   1. Find the right influencers and create a spreadsheet. Chances are you may have had some followers who have tagged you in content they created. If they have a decent following, throw them on the list. Fans of the brand are always the best place to start. Next, broaden your research to accounts that are within your industry and utilize the hashtag search function to find them. This is where you will keep track of your influencers throughout the process. What do they charge, what are they promising, have you paid them, when their content is due etc. Your spreadsheet may have columns that look like this:

   2. Write a generic influencer agreement so that each person you work with clearly understands what you’re looking for, how and when you send payment, what to do should something go wrong etc.. Make sure they sign/e-sign and save in your records.

3. Pay 50% up front and 50% after agreed upon content has been delivered. Most professional influencers will be fine with this. You don’t want to go chasing after the content you paid for.

4. Track results so that you know who worked well for your brand and who didn’t. This will help you create a team of influencers that you can turn to whenever your brand needs fresh content.

Fake Influencers

Our final warning when hiring microinfluencers is to be careful of the fakers.

A microinfluencer might be a fake if:

They have thousands of followers but don’t get very many ikes or comments on their posts.

They are following thousands of people. Influencers usually follow about 1 to 5 perfect of their following. Much more than that may mean they are using a paid growth tactic.

They don’t have any “paid partnership” titles above their branded content.

They don’t respond in their comments section in a rich and diverse way.

They only have a high number of followers in one platform.

Check their geographic location.

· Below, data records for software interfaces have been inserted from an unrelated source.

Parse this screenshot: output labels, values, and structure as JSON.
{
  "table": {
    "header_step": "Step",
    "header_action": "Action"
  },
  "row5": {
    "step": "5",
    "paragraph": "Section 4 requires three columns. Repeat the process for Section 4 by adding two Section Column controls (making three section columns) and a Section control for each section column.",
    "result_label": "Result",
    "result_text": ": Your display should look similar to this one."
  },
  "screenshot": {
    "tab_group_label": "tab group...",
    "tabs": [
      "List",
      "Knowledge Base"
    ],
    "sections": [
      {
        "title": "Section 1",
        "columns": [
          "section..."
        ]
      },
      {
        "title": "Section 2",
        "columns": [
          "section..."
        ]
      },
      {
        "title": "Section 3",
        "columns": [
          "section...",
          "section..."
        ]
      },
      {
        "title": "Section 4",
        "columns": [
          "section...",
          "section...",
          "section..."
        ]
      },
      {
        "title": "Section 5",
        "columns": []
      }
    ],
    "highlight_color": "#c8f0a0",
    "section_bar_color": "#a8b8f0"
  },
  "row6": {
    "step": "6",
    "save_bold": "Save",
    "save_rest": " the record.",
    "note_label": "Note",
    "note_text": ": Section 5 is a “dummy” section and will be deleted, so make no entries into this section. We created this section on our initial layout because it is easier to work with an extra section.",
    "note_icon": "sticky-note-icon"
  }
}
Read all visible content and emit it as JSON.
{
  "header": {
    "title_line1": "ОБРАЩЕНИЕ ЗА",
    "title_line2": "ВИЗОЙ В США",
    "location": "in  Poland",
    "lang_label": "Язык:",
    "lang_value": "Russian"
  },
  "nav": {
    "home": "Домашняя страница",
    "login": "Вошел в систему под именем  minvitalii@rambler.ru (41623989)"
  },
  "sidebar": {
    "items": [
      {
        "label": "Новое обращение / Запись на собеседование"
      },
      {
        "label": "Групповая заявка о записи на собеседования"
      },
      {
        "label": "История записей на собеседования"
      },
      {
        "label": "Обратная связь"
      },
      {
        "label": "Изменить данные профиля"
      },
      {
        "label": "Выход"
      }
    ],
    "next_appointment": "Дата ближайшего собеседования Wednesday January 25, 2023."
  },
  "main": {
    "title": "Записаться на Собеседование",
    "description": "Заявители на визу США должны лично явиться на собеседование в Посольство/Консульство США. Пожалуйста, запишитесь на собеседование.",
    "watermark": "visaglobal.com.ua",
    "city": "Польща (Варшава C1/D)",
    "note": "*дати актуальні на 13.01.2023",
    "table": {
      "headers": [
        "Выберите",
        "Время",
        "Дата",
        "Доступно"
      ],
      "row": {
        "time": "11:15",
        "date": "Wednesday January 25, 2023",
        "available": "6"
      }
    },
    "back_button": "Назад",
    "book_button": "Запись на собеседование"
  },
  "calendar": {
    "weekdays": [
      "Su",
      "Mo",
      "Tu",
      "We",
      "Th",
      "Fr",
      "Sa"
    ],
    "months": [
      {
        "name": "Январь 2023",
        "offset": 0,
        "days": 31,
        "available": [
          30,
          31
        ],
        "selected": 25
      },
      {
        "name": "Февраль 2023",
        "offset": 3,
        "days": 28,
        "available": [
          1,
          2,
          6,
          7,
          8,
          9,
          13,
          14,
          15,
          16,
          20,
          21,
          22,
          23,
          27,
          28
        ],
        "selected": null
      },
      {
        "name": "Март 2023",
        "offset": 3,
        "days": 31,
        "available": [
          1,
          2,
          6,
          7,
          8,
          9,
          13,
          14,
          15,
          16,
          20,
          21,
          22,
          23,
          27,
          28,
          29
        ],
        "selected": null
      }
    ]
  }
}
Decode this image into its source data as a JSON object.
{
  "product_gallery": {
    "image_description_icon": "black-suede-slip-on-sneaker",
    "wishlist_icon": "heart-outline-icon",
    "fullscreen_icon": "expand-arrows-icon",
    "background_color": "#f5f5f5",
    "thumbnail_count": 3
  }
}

A lot of purcahses followers are from thrid world countries.

If you have any questions about microinfluencers, or are a microinfluencer yourself looking for a partnership, reach out to us!